So loss intertwined with loss—how do we ever get through it in these middle years? The four hour drive back home gave me time to reflect on that question. Right now, the answer is pretty straightforward. Yesterday made it manifest and clear to me. Maria’s doctor and his surgical nurse invited me into a small sitting room after the surgery to tell me how it had gone. They asked a bit about Maria and I was able to tell them, in broad brushstrokes, the story of our brave and wonderful girl. Literally, both of them teared up. Not only had they brought good news that the growth was not malignant–they gave me some of their precious time and in doing that allowed Maria and me to be something more than a medical record.
In the afternoon, when I went to Walgreens to get the pain medicine, the pharmacist asked for insurance information. I explained very briefly what the situation was and said I would pay for the medicine myself. She said it would take about 15 minutes to fill the script but she actually only took 5 minutes. And told me that given the circumstances, the best she could do was give me a 50% discount.
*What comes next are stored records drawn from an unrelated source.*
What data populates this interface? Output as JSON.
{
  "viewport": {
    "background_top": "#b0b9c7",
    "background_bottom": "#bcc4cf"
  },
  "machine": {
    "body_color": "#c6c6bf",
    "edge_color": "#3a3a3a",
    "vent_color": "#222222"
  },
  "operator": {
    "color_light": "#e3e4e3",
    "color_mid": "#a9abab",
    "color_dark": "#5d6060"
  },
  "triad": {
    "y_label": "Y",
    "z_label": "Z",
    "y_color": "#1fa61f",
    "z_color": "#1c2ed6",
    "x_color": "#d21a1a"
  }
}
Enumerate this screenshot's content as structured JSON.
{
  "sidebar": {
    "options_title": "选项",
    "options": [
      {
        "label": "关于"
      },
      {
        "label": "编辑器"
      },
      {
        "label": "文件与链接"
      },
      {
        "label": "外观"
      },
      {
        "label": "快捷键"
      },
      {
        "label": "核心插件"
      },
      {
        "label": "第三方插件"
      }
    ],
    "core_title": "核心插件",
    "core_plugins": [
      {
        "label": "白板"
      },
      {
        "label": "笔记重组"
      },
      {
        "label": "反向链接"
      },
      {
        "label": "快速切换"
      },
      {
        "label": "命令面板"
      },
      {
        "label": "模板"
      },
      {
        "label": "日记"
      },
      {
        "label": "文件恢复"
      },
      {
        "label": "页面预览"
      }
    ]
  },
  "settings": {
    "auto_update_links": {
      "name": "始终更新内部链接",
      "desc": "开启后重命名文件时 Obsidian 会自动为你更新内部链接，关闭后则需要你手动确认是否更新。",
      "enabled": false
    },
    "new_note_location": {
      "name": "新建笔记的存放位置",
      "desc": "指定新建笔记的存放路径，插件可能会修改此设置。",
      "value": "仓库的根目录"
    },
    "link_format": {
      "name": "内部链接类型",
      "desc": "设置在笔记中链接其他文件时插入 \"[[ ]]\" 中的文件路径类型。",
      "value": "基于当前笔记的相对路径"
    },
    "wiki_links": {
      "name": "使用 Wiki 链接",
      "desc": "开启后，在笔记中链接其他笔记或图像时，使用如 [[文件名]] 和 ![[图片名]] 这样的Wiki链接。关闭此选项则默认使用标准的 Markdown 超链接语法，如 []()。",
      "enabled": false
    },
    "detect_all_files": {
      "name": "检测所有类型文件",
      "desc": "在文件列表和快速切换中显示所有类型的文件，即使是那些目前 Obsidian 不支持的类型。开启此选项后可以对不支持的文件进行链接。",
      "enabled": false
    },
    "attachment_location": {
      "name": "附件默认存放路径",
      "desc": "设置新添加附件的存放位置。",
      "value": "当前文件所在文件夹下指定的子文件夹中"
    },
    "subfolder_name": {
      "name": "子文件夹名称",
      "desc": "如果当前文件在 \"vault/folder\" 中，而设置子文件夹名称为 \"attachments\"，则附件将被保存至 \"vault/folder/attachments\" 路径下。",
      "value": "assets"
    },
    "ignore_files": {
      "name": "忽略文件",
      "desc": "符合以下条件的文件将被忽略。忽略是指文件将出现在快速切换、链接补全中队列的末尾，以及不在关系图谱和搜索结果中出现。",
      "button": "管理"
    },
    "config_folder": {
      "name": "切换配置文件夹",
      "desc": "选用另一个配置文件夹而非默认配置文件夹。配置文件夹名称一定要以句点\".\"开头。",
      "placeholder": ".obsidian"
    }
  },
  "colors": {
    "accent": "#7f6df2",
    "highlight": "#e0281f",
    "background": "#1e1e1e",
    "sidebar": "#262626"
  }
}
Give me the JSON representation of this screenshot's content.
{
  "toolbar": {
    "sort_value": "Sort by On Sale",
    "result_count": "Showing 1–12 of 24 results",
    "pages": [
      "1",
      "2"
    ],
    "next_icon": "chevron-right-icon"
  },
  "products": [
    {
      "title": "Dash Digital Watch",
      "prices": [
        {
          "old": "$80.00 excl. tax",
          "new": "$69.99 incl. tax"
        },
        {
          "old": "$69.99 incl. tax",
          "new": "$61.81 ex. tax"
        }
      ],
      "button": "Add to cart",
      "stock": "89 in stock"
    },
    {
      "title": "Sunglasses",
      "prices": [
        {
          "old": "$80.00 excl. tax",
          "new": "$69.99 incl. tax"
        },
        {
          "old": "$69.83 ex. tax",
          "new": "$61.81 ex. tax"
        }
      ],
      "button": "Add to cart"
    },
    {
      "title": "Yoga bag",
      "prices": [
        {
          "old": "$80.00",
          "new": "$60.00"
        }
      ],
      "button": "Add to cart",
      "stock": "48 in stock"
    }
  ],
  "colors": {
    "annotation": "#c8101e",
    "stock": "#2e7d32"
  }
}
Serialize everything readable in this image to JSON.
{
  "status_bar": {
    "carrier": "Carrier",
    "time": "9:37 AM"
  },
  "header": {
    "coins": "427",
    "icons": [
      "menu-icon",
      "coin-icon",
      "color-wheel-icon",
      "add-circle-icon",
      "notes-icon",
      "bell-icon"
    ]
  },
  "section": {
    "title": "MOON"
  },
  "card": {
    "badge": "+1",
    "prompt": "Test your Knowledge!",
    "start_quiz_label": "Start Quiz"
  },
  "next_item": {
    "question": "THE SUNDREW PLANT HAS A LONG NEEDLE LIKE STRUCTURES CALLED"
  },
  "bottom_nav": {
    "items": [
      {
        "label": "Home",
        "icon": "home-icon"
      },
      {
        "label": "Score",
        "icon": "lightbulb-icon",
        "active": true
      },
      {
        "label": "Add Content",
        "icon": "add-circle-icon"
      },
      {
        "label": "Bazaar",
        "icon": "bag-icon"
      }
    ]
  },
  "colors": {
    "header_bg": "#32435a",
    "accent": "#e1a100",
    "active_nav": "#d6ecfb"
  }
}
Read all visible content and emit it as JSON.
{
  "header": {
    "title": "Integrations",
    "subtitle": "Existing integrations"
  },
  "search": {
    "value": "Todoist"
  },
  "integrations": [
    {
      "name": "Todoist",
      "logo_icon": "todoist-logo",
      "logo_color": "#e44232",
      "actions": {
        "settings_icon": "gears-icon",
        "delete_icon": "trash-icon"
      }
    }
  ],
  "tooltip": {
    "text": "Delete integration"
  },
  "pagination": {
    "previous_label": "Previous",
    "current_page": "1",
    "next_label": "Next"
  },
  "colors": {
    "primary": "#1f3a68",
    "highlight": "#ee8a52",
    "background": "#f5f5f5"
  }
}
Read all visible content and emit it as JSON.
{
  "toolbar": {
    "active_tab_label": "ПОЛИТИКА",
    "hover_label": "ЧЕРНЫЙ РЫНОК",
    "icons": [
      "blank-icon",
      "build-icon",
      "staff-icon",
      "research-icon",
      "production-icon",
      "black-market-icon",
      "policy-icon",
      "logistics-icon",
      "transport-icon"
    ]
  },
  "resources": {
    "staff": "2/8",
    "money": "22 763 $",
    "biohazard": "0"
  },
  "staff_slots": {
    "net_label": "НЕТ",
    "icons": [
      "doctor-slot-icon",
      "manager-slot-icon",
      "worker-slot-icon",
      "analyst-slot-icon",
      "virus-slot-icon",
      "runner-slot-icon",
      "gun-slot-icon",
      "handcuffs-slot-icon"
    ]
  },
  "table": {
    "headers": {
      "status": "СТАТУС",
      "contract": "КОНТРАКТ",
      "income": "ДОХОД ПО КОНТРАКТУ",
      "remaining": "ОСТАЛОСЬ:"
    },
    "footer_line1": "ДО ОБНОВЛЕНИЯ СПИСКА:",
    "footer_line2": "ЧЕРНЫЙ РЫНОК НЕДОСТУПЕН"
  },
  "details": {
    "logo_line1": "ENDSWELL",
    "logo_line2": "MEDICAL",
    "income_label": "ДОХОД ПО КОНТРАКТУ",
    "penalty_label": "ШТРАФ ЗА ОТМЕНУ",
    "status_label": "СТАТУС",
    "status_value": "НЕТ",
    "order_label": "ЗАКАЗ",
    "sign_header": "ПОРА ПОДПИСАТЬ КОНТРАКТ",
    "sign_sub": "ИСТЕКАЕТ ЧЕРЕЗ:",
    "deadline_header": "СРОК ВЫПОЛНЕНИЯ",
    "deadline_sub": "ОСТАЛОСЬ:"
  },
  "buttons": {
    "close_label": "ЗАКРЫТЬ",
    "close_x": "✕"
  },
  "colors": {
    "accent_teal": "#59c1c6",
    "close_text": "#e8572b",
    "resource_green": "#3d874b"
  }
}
I hadn’t expected any discount at all, and again, it was the sheer kindness of a stranger that meant so much.
Later in the afternoon, two of Maria’s housemates, gentle, quite profoundly disabled, came into the small room where Maria and I were hanging out. Sarah and Shawn had made my girl get well cards. They were bashful, obviously delighted with themselves and so sweet as they gave her their gifts, reached down and carefully tried to hug or pat her and then left quietly.
I suspect it will take years and years for me to look back on my time with NRRM without the sense of loss and sorrow that still sometimes overwhelms me. I don’t think I will and don’t even aspire to ever ‘get over’ the losses that have come from loving my daughter. What get’s me through, what really works is quite simply this: practicing gratitude. For now, I try to practice gratitude daily for what is directly in front of me, for the breath-taking mercies of the moment. I believe if I can allow that gratitude to become the prism through which I look back at everything that has happened, I will be even more free than I am. The source of my gratitude today came from two places. First, my friend James posted a fabulous cover of Thunderstruck on Facebook last night–I played it LOUD in my car riding home. Then, just past Ozark, and before Brundidge, on Highway 231, I saw the most magnificent sign I hadn’t notice before. It was for a barbecue joint. Called Hawg’n’dawgs. How can you not love living in Alabama and being grateful…